Task objective: Lines holding the string "number" in the listing below are to be copied.

Stored data:
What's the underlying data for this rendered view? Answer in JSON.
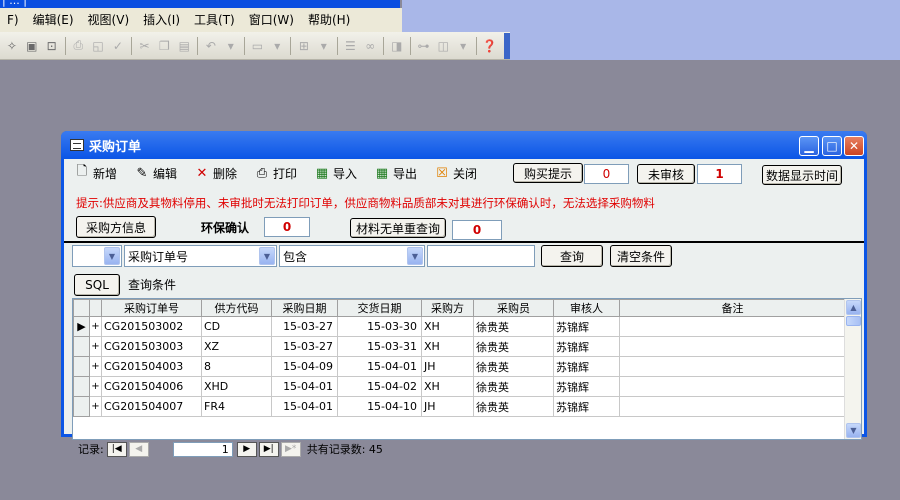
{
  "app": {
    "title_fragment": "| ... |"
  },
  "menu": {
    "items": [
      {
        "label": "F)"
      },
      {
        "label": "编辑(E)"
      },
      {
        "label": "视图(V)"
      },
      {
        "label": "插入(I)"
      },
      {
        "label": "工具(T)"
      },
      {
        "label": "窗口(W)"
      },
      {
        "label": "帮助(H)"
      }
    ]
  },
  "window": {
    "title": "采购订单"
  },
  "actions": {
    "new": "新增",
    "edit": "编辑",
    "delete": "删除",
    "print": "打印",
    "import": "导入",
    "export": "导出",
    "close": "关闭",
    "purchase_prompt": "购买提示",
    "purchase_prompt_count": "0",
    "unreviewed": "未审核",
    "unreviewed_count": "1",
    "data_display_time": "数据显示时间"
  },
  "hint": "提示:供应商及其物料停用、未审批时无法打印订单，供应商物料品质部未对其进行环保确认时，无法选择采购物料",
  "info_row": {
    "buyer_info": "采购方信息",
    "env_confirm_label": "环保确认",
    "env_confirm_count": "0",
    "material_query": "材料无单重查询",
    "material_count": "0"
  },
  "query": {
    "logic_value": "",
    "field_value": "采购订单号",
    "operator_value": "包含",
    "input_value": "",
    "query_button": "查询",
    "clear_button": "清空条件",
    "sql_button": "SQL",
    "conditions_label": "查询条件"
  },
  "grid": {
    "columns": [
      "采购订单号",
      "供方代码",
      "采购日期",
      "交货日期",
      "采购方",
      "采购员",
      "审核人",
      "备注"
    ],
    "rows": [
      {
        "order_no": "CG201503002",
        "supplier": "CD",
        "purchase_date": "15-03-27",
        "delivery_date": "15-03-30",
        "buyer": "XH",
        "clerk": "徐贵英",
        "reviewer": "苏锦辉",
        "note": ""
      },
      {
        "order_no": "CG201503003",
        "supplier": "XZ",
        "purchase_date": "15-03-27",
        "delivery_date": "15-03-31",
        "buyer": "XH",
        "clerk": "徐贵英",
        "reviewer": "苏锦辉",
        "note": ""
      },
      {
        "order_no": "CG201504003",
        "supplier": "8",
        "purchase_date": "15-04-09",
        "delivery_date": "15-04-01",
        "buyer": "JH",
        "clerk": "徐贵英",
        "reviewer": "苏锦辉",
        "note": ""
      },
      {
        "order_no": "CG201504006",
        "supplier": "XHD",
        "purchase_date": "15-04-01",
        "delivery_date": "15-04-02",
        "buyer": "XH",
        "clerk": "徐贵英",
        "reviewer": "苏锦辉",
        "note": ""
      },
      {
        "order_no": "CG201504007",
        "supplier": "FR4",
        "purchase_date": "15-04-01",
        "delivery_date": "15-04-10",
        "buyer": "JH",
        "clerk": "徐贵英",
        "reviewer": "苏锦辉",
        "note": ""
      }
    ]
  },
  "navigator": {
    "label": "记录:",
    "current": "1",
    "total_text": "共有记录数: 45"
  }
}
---
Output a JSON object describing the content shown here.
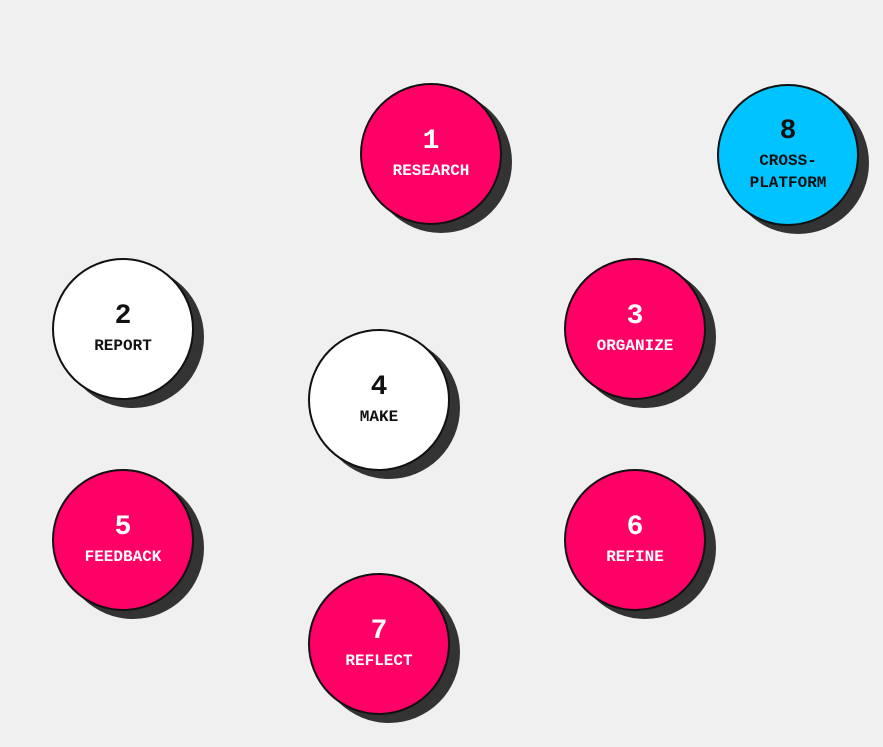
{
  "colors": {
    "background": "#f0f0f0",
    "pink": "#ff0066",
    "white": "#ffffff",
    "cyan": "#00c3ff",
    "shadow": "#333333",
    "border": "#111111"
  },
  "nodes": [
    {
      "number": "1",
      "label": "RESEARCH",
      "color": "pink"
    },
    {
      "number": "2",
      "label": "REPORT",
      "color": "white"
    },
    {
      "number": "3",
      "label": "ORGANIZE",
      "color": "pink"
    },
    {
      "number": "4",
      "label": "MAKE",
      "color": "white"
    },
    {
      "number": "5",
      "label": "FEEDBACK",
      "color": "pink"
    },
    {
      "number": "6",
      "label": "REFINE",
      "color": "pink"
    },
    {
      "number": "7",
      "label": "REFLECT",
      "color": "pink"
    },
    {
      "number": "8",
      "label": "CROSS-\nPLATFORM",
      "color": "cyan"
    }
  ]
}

Answer to this task:
      "number": "1",
      "number": "2",
      "number": "3",
      "number": "4",
      "number": "5",
      "number": "6",
      "number": "7",
      "number": "8",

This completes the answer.